Today I want to continue with the conversation about the ways in which the processes that compose society mirror and are caused by our interior relationship with ourselves. Next up to consider is the role of the various “selves” that construct this thing I call “me”.
A few blogs ago we considered the role of identity in society. As a part of our social adaptation as children we are taught to believe that we are and must be one enduring thing, one person who is consistent through time. The suffering that results from this simple but essential misconception cannot be overestimated. It appears as if “I” is a real entity, but “I” is just the assumption of identity projected upon a constantly changing stream of sensations, perceptions, thoughts, and emotional responses. Understanding this it is possible to live in awareness of experience rather than identifying with experience. That’s where the joy is. To spend one’s life propping up an illusion of self-hood—to cling to opinions, to maintain wants and aversions, to position “oneself” apart from Life and attempt to control what happens—is a miserable road to follow at best.
I am not just one person; I am many. I (and all of us) have multiple identities, many personalities, that come and go over the course of a day in response to various circumstances. When I go to work I put on my identity as a professional (ideally, at least—more about that in a moment); when at home with my partner I show up as a friend or as a lover; when alone I am someone whom nobody else knows.
These and all other identities are distinct; they each are a whole person, we might say, unto themselves. One of the primary skills in life is to be aware of these different “people” inside and produce them at the right time in the correct circumstances. This requires a lot of awareness, however, and without that awareness a lot of trouble results. In that case life is a lot like having a bunch of children in the house with no adult to watch over them. We tend to end up with the wrong person present in the current circumstance (as when an insecure little kid goes to work, for example), and chaos inevitably follows. To be able to skillfully parent these different parts of ourselves, however—which includes providing them with the unconditional love and acceptance that they all need—is to create a life of order and peace.
The outside is a mirror of the inside. How, then, does this play out on the level of society?
We don’t have to look far, obviously, to see the multiple identities within society. Culturally we are not one thing at all. We attempt to identify as one thing just as we do on an individual level—as “Americans” or “Europeans” or whatever—but in fact we cluster as small groups within that whole. Each group possesses it’s own concerns, it’s own agendas, it’s own prejudices, and it’s own preconceptions; each operates as an autonomous entity, just as our individual subpersonalities do. In effect they are each a nation unto themselves.
In relationship to these various identity-groups the government operates typically as an unconscious individual. There appears to be no disidentified awareness on the level of power; instead, the government is fragmented into the same subgroups that society is. What is needed is for the government to act from a place beyond identity. It needs to embody compassionate awareness of the various groups and their needs, along with a disinterested willingness to do what is the best for all. That’s the adult approach; the only other possibility is the one we have, which is a bunch of children fighting for control, and we’ve seen how effective that is.

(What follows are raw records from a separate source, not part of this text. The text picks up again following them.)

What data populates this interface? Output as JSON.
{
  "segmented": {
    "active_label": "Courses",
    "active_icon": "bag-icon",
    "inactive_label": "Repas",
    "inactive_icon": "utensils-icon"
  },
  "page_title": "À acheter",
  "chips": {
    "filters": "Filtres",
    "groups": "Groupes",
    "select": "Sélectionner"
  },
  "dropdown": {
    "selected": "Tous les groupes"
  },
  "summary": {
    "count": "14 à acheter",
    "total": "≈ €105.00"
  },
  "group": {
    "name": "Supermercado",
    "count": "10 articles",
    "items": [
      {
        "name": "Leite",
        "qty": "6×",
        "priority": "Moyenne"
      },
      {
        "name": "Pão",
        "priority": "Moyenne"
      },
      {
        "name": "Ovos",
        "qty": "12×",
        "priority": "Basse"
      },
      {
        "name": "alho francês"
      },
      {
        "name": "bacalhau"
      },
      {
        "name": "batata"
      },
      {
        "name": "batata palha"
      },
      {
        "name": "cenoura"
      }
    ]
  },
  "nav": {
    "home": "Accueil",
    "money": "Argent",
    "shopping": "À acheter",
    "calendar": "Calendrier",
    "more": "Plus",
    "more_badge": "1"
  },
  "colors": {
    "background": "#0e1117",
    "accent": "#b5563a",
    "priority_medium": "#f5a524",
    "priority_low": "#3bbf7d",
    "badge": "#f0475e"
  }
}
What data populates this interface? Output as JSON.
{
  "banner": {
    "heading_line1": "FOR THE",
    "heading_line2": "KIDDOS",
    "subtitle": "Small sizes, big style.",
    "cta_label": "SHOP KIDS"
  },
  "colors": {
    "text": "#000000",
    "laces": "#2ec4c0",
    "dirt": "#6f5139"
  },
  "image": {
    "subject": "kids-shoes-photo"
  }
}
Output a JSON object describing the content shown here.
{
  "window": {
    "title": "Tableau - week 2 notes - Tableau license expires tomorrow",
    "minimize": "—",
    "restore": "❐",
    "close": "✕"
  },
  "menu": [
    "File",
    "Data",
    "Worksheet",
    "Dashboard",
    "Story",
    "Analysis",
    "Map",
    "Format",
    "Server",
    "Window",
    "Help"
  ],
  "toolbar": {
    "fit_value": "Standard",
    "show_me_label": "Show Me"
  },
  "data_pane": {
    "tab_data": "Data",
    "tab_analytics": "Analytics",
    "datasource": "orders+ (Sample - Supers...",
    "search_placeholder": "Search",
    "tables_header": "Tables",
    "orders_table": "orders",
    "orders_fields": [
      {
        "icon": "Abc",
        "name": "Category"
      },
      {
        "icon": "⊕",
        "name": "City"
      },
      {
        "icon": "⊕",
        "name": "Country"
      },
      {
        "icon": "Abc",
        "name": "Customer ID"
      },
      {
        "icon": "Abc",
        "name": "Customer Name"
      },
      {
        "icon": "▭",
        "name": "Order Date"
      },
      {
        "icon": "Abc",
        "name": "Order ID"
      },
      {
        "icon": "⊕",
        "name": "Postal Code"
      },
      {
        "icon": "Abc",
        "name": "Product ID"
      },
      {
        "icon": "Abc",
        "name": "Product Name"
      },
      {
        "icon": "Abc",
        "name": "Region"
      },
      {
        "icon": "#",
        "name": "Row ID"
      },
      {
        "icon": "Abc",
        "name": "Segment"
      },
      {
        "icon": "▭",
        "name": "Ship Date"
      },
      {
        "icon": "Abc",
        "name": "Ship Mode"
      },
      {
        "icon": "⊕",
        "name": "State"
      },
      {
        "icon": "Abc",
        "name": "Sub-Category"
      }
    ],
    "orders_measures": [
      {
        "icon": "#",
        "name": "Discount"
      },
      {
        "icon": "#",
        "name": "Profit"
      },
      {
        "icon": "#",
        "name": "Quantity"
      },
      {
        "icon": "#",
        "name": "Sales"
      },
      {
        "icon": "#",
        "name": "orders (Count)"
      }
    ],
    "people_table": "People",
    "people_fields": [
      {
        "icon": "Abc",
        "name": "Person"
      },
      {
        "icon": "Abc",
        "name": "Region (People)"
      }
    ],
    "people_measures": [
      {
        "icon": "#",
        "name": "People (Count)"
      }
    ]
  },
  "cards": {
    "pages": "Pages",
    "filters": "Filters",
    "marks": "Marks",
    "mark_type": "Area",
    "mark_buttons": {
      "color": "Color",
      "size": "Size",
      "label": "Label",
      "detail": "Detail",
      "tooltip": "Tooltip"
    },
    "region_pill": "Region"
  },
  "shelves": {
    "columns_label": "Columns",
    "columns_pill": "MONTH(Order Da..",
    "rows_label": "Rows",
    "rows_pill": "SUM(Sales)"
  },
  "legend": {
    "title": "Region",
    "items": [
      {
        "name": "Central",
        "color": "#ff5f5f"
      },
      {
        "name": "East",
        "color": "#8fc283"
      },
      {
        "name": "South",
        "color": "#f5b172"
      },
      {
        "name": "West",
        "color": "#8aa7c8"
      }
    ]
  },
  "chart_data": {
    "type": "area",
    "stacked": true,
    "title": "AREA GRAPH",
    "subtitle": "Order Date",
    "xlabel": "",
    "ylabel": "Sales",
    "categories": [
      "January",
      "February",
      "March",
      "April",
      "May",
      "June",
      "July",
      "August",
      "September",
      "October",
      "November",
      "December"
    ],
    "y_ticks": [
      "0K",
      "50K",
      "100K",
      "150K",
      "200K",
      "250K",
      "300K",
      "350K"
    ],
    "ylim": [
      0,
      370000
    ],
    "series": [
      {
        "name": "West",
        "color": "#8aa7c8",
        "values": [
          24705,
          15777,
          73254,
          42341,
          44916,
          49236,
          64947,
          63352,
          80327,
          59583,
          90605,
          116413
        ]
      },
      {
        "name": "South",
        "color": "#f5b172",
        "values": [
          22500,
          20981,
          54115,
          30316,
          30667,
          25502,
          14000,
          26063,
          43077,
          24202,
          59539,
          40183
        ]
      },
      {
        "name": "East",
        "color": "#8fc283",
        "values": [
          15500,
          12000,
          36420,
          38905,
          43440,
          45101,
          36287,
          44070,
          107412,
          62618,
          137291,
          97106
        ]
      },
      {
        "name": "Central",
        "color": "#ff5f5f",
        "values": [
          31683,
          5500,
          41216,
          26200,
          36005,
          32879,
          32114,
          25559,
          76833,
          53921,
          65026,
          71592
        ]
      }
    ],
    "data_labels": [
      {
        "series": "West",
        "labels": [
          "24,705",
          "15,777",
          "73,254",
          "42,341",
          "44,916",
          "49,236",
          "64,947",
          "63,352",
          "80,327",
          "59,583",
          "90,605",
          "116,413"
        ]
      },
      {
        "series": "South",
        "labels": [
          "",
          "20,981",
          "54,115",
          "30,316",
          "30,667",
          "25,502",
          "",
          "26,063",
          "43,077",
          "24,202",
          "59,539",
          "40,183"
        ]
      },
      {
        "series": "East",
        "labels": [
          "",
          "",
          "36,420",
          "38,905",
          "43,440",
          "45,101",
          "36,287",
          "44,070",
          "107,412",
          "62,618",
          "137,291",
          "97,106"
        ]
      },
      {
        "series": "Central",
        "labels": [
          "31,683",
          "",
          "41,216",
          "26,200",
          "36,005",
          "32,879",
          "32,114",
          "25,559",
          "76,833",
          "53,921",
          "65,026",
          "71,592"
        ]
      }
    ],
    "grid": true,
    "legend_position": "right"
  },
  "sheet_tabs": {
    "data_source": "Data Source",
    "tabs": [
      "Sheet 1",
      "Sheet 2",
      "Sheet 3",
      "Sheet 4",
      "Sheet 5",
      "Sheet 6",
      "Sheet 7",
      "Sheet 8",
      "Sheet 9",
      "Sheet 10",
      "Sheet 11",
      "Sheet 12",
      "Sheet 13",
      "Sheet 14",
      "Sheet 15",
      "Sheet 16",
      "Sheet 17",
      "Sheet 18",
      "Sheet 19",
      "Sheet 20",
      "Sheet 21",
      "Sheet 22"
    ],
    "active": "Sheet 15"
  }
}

There cannot be any solution to this dilemma so long as our leaders identify themselves with a particular subgroup and attempt to force that group’s assumptions on the remainder. We need people in charge who are not invested in an illusory “me” with non-negotiable wants and opinions. The trouble, of course, is that the people in leadership roles, like most of humanity, are not able to disidentify as individuals in relationship to their own interior experience, and so are helpless in public to access a dispassionate perspective and act in the best interest of the whole. The thing that is most fundamentally needed, unfortunately, is the one that is the most unlikely: that all of humanity commit to a practice that provides the power to let go of selfishness, to step into compassionate awareness, and authentically attend to the needs of all members of the community as well as for the living earth. Without a practice of this kind on an individual level; if we cannot each live in a loving relationship with ourselves, it will never happen within society as a whole. This is our work as humans, I believe, as soon as we have obtained the maturity to take the next steps.